'''

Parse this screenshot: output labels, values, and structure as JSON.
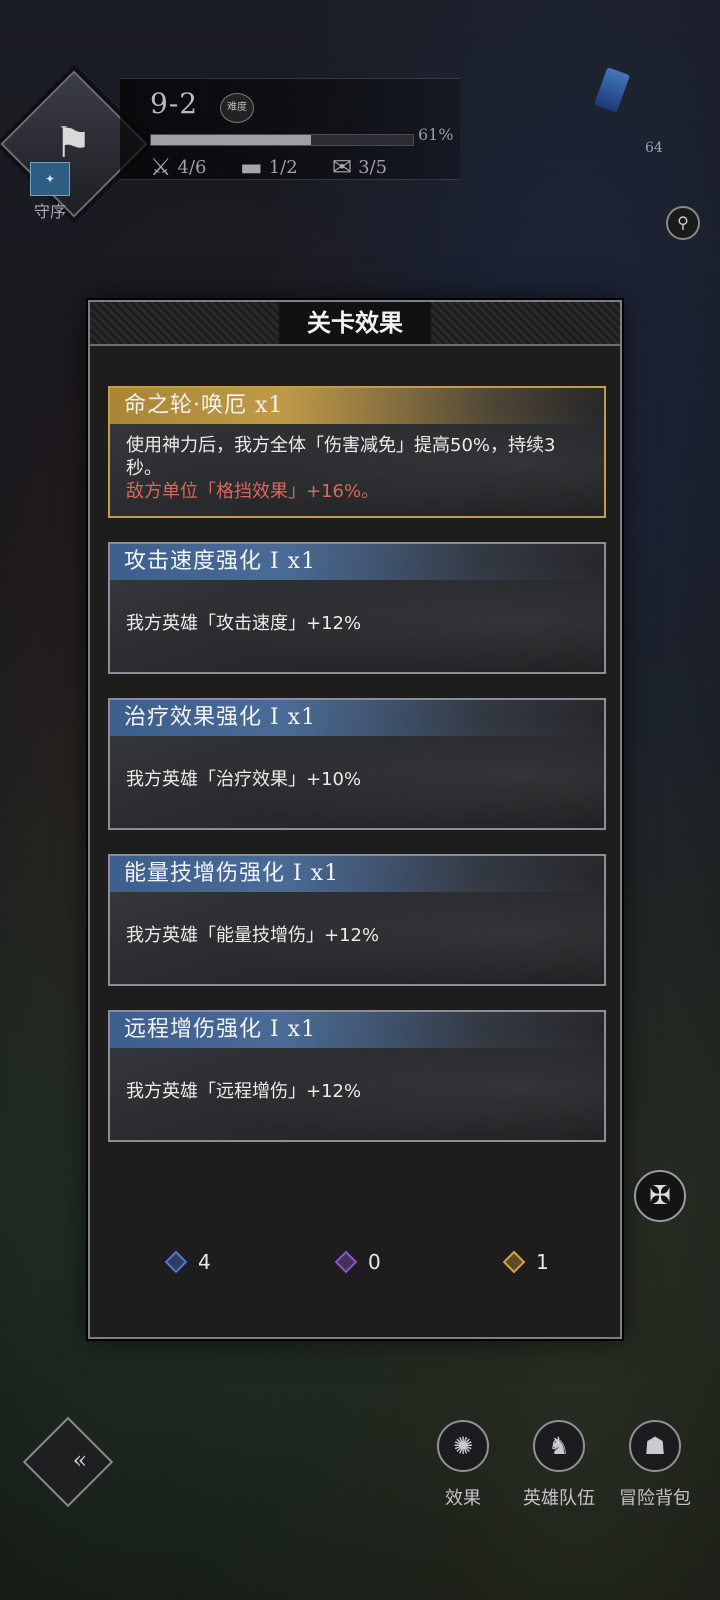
{
  "hud": {
    "stage": "9-2",
    "mode_chip": "难度",
    "progress_percent": 61,
    "progress_label": "61%",
    "stats": [
      {
        "icon": "crossed-swords-icon",
        "value": "4/6"
      },
      {
        "icon": "chest-icon",
        "value": "1/2"
      },
      {
        "icon": "scroll-icon",
        "value": "3/5"
      }
    ],
    "order_badge_label": "守序",
    "top_right_counter": "64"
  },
  "dialog": {
    "title": "关卡效果",
    "cards": [
      {
        "style": "gold",
        "title": "命之轮·唤厄 x1",
        "desc": "使用神力后，我方全体「伤害减免」提高50%，持续3秒。",
        "desc_red": "敌方单位「格挡效果」+16%。"
      },
      {
        "style": "blue",
        "title": "攻击速度强化 I x1",
        "desc": "我方英雄「攻击速度」+12%"
      },
      {
        "style": "blue",
        "title": "治疗效果强化 I x1",
        "desc": "我方英雄「治疗效果」+10%"
      },
      {
        "style": "blue",
        "title": "能量技增伤强化 I x1",
        "desc": "我方英雄「能量技增伤」+12%"
      },
      {
        "style": "blue",
        "title": "远程增伤强化 I x1",
        "desc": "我方英雄「远程增伤」+12%"
      }
    ],
    "gems": [
      {
        "color": "#4f78d6",
        "count": "4"
      },
      {
        "color": "#8a55c9",
        "count": "0"
      },
      {
        "color": "#d4a23c",
        "count": "1"
      }
    ]
  },
  "bottom_nav": [
    {
      "icon": "sun-emblem-icon",
      "label": "效果"
    },
    {
      "icon": "hero-team-icon",
      "label": "英雄队伍"
    },
    {
      "icon": "backpack-icon",
      "label": "冒险背包"
    }
  ]
}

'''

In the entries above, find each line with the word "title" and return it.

    "title": "关卡效果",
        "title": "命之轮·唤厄 x1",
        "title": "攻击速度强化 I x1",
        "title": "治疗效果强化 I x1",
        "title": "能量技增伤强化 I x1",
        "title": "远程增伤强化 I x1",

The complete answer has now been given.